_What the task asks_
Write down every entry once more, exactly as it reads.

_Records to process_
==============================
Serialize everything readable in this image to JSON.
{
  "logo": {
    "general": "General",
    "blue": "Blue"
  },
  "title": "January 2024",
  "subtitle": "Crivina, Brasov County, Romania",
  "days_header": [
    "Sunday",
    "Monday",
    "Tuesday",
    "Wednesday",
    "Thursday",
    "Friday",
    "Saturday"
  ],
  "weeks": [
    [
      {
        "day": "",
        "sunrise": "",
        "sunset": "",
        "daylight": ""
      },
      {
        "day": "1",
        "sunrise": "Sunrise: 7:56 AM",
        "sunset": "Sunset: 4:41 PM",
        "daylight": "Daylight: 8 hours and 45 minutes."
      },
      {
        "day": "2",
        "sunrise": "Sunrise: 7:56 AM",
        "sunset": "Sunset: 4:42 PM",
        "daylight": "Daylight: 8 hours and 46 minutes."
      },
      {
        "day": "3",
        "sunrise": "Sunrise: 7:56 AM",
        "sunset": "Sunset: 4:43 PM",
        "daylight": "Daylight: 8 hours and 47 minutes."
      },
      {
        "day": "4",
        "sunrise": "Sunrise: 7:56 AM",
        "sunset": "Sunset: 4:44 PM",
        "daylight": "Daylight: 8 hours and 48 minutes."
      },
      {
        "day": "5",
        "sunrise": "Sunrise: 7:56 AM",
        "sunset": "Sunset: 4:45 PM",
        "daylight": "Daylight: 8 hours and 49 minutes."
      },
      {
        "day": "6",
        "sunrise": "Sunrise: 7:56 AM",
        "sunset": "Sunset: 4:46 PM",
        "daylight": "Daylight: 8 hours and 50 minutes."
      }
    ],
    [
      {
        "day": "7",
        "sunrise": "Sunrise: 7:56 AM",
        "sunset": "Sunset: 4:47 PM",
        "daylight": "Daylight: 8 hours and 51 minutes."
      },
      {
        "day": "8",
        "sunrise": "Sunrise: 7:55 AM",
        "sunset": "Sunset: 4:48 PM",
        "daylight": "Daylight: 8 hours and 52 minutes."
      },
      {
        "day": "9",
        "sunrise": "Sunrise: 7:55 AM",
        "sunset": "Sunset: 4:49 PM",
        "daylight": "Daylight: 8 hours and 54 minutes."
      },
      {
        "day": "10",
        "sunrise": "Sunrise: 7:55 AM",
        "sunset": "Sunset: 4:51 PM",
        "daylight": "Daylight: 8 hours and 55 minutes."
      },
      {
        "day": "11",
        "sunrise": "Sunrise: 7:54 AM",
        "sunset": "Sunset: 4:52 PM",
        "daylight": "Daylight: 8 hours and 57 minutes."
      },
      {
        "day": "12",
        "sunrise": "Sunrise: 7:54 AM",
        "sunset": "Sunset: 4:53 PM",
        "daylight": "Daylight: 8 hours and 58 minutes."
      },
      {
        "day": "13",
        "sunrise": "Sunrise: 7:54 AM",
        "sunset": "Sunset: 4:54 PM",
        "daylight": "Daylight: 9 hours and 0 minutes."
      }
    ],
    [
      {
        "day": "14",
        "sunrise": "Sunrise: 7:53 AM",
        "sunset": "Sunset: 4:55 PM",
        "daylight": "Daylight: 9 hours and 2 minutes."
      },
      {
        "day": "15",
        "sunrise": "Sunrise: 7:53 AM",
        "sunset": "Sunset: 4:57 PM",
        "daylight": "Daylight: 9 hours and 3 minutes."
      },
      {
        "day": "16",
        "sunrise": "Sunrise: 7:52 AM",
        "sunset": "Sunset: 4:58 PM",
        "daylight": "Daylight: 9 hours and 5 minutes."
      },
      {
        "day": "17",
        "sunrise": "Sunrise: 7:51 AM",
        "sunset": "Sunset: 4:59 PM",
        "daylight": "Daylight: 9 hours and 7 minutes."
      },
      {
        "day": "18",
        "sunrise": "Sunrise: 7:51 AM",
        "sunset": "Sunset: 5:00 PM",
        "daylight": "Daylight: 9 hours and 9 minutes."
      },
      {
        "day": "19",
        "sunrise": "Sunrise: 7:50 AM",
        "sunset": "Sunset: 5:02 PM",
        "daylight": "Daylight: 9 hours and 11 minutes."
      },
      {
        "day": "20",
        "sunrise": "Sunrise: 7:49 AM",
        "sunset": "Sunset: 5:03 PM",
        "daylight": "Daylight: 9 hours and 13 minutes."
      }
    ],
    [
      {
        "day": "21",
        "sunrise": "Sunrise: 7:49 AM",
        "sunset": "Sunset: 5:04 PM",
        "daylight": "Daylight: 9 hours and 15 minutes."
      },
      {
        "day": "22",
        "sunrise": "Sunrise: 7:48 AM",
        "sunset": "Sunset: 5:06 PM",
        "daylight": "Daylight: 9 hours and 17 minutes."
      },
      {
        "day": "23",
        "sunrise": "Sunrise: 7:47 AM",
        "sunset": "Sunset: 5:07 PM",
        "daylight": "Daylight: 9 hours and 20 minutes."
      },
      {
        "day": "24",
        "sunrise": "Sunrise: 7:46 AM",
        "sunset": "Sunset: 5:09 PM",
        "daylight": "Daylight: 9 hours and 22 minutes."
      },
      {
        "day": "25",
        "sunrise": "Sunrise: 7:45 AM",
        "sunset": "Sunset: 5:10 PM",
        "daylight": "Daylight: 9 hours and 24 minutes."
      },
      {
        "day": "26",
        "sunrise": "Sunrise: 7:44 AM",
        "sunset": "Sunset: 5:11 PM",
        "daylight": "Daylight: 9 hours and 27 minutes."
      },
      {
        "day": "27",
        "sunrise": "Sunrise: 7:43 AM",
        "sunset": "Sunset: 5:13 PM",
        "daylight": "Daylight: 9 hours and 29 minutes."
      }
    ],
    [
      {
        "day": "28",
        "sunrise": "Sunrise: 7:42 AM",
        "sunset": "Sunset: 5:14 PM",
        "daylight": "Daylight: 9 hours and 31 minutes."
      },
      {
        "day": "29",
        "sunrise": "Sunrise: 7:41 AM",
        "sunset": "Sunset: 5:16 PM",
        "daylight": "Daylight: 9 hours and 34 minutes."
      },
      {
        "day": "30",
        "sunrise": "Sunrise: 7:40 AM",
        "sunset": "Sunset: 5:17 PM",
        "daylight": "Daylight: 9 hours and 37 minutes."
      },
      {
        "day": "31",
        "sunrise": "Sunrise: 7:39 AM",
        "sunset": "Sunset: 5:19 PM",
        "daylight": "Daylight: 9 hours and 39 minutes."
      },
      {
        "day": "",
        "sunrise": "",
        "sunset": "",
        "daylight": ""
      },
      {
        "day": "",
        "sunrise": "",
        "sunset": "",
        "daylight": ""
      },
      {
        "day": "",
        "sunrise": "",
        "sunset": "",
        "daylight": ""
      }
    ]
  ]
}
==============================
_Response for this exercise_
Serialize everything readable in this image to JSON.
{
  "logo": {
    "general": "General",
    "blue": "Blue"
  },
  "title": "January 2024",
  "subtitle": "Crivina, Brasov County, Romania",
  "days_header": [
    "Sunday",
    "Monday",
    "Tuesday",
    "Wednesday",
    "Thursday",
    "Friday",
    "Saturday"
  ],
  "weeks": [
    [
      {
        "day": "",
        "sunrise": "",
        "sunset": "",
        "daylight": ""
      },
      {
        "day": "1",
        "sunrise": "Sunrise: 7:56 AM",
        "sunset": "Sunset: 4:41 PM",
        "daylight": "Daylight: 8 hours and 45 minutes."
      },
      {
        "day": "2",
        "sunrise": "Sunrise: 7:56 AM",
        "sunset": "Sunset: 4:42 PM",
        "daylight": "Daylight: 8 hours and 46 minutes."
      },
      {
        "day": "3",
        "sunrise": "Sunrise: 7:56 AM",
        "sunset": "Sunset: 4:43 PM",
        "daylight": "Daylight: 8 hours and 47 minutes."
      },
      {
        "day": "4",
        "sunrise": "Sunrise: 7:56 AM",
        "sunset": "Sunset: 4:44 PM",
        "daylight": "Daylight: 8 hours and 48 minutes."
      },
      {
        "day": "5",
        "sunrise": "Sunrise: 7:56 AM",
        "sunset": "Sunset: 4:45 PM",
        "daylight": "Daylight: 8 hours and 49 minutes."
      },
      {
        "day": "6",
        "sunrise": "Sunrise: 7:56 AM",
        "sunset": "Sunset: 4:46 PM",
        "daylight": "Daylight: 8 hours and 50 minutes."
      }
    ],
    [
      {
        "day": "7",
        "sunrise": "Sunrise: 7:56 AM",
        "sunset": "Sunset: 4:47 PM",
        "daylight": "Daylight: 8 hours and 51 minutes."
      },
      {
        "day": "8",
        "sunrise": "Sunrise: 7:55 AM",
        "sunset": "Sunset: 4:48 PM",
        "daylight": "Daylight: 8 hours and 52 minutes."
      },
      {
        "day": "9",
        "sunrise": "Sunrise: 7:55 AM",
        "sunset": "Sunset: 4:49 PM",
        "daylight": "Daylight: 8 hours and 54 minutes."
      },
      {
        "day": "10",
        "sunrise": "Sunrise: 7:55 AM",
        "sunset": "Sunset: 4:51 PM",
        "daylight": "Daylight: 8 hours and 55 minutes."
      },
      {
        "day": "11",
        "sunrise": "Sunrise: 7:54 AM",
        "sunset": "Sunset: 4:52 PM",
        "daylight": "Daylight: 8 hours and 57 minutes."
      },
      {
        "day": "12",
        "sunrise": "Sunrise: 7:54 AM",
        "sunset": "Sunset: 4:53 PM",
        "daylight": "Daylight: 8 hours and 58 minutes."
      },
      {
        "day": "13",
        "sunrise": "Sunrise: 7:54 AM",
        "sunset": "Sunset: 4:54 PM",
        "daylight": "Daylight: 9 hours and 0 minutes."
      }
    ],
    [
      {
        "day": "14",
        "sunrise": "Sunrise: 7:53 AM",
        "sunset": "Sunset: 4:55 PM",
        "daylight": "Daylight: 9 hours and 2 minutes."
      },
      {
        "day": "15",
        "sunrise": "Sunrise: 7:53 AM",
        "sunset": "Sunset: 4:57 PM",
        "daylight": "Daylight: 9 hours and 3 minutes."
      },
      {
        "day": "16",
        "sunrise": "Sunrise: 7:52 AM",
        "sunset": "Sunset: 4:58 PM",
        "daylight": "Daylight: 9 hours and 5 minutes."
      },
      {
        "day": "17",
        "sunrise": "Sunrise: 7:51 AM",
        "sunset": "Sunset: 4:59 PM",
        "daylight": "Daylight: 9 hours and 7 minutes."
      },
      {
        "day": "18",
        "sunrise": "Sunrise: 7:51 AM",
        "sunset": "Sunset: 5:00 PM",
        "daylight": "Daylight: 9 hours and 9 minutes."
      },
      {
        "day": "19",
        "sunrise": "Sunrise: 7:50 AM",
        "sunset": "Sunset: 5:02 PM",
        "daylight": "Daylight: 9 hours and 11 minutes."
      },
      {
        "day": "20",
        "sunrise": "Sunrise: 7:49 AM",
        "sunset": "Sunset: 5:03 PM",
        "daylight": "Daylight: 9 hours and 13 minutes."
      }
    ],
    [
      {
        "day": "21",
        "sunrise": "Sunrise: 7:49 AM",
        "sunset": "Sunset: 5:04 PM",
        "daylight": "Daylight: 9 hours and 15 minutes."
      },
      {
        "day": "22",
        "sunrise": "Sunrise: 7:48 AM",
        "sunset": "Sunset: 5:06 PM",
        "daylight": "Daylight: 9 hours and 17 minutes."
      },
      {
        "day": "23",
        "sunrise": "Sunrise: 7:47 AM",
        "sunset": "Sunset: 5:07 PM",
        "daylight": "Daylight: 9 hours and 20 minutes."
      },
      {
        "day": "24",
        "sunrise": "Sunrise: 7:46 AM",
        "sunset": "Sunset: 5:09 PM",
        "daylight": "Daylight: 9 hours and 22 minutes."
      },
      {
        "day": "25",
        "sunrise": "Sunrise: 7:45 AM",
        "sunset": "Sunset: 5:10 PM",
        "daylight": "Daylight: 9 hours and 24 minutes."
      },
      {
        "day": "26",
        "sunrise": "Sunrise: 7:44 AM",
        "sunset": "Sunset: 5:11 PM",
        "daylight": "Daylight: 9 hours and 27 minutes."
      },
      {
        "day": "27",
        "sunrise": "Sunrise: 7:43 AM",
        "sunset": "Sunset: 5:13 PM",
        "daylight": "Daylight: 9 hours and 29 minutes."
      }
    ],
    [
      {
        "day": "28",
        "sunrise": "Sunrise: 7:42 AM",
        "sunset": "Sunset: 5:14 PM",
        "daylight": "Daylight: 9 hours and 31 minutes."
      },
      {
        "day": "29",
        "sunrise": "Sunrise: 7:41 AM",
        "sunset": "Sunset: 5:16 PM",
        "daylight": "Daylight: 9 hours and 34 minutes."
      },
      {
        "day": "30",
        "sunrise": "Sunrise: 7:40 AM",
        "sunset": "Sunset: 5:17 PM",
        "daylight": "Daylight: 9 hours and 37 minutes."
      },
      {
        "day": "31",
        "sunrise": "Sunrise: 7:39 AM",
        "sunset": "Sunset: 5:19 PM",
        "daylight": "Daylight: 9 hours and 39 minutes."
      },
      {
        "day": "",
        "sunrise": "",
        "sunset": "",
        "daylight": ""
      },
      {
        "day": "",
        "sunrise": "",
        "sunset": "",
        "daylight": ""
      },
      {
        "day": "",
        "sunrise": "",
        "sunset": "",
        "daylight": ""
      }
    ]
  ]
}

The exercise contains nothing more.